The Mongols first confronted the Onggut, a tribe of nomads which guarded the southern rim of the Mongolian Plateau on behalf of the Jin Dynasty. Their leader Alakush quickly defected to Chingis along with many of his troops, demonstrating just how tenuous a hold the Jurchens had over many of their subject peoples. Loyalists along the Onggut reacted by assassinating Alakush, but at the urging of his nephew and heir the rest of the Ongguts soon fell in line and joined the Chingis’s forces. Several towns near present day Zhangjiakhou (earlier known as Kalgan) on the very edge of the Mongolian Plateau, quickly fell to advancing nomads, and more border troops deserted. Liu Bailin, the Jin commander of the town of Weining defected, and would go on to play a leading role in the defeat the the dynasty. 

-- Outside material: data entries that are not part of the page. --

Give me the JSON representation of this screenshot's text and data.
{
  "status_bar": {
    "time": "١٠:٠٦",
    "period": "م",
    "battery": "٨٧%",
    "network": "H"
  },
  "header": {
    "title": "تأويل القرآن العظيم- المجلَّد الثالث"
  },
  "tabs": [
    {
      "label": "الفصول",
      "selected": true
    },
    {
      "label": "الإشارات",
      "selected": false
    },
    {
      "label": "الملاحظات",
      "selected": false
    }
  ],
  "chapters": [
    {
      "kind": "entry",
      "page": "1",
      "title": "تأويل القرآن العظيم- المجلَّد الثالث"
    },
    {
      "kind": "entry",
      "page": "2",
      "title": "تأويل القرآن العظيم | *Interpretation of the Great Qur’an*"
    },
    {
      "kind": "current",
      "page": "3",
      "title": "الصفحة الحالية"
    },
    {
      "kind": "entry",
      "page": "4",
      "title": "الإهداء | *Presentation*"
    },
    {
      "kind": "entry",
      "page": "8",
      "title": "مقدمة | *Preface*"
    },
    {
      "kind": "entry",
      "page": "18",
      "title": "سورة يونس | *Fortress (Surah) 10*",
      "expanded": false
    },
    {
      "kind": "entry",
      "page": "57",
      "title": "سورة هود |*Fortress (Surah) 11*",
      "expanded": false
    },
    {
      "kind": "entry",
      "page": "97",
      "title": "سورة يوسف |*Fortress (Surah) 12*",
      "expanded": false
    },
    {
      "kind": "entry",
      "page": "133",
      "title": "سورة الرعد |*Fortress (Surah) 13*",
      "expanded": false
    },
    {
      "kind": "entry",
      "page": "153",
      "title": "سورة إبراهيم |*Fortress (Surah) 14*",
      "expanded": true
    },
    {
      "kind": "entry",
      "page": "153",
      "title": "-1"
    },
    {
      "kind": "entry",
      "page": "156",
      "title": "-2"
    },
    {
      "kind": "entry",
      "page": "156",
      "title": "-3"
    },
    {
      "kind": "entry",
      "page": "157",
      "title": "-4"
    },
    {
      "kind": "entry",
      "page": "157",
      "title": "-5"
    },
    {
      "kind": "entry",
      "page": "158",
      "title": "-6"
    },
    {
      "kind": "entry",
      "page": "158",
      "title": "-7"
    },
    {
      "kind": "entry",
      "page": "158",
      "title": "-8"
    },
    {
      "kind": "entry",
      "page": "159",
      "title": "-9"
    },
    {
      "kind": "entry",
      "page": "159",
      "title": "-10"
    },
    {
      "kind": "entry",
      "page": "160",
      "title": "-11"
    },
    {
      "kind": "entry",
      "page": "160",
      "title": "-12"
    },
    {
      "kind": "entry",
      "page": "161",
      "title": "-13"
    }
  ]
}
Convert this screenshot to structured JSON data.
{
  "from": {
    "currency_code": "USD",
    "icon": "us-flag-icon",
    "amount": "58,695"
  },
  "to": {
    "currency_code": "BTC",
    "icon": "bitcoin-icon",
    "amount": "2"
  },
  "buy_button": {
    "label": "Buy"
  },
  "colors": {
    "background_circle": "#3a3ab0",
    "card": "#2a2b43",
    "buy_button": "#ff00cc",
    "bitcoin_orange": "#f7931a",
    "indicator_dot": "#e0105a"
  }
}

WIth the Mongols, their ranks now swelled with former Jin auxiliary troops, poised on the very edge of the great ramparts overlooking the farm lands northern China and within a couple days ride of the Central Capital of Zhongdu (Beijing), the Jurchen court panicked and put out peace feelers, apparently thinking that this was just a another Mongol raid in search of quick loot and that Chingis could be bought off with some suitable bribes. When this initial overture was rejected, an senior envoy, a Khitan man by the name of Shimo Mingan who knew the Mongolian language and had earlier met with Chingis in Mongolia, was sent north with more serious peace proposals. Shimo Mingan promptly defected to the Mongols and was made a commander of both Mongol detachments and of native Chinese troops who had now turned on the Jurchens  . . . Continued.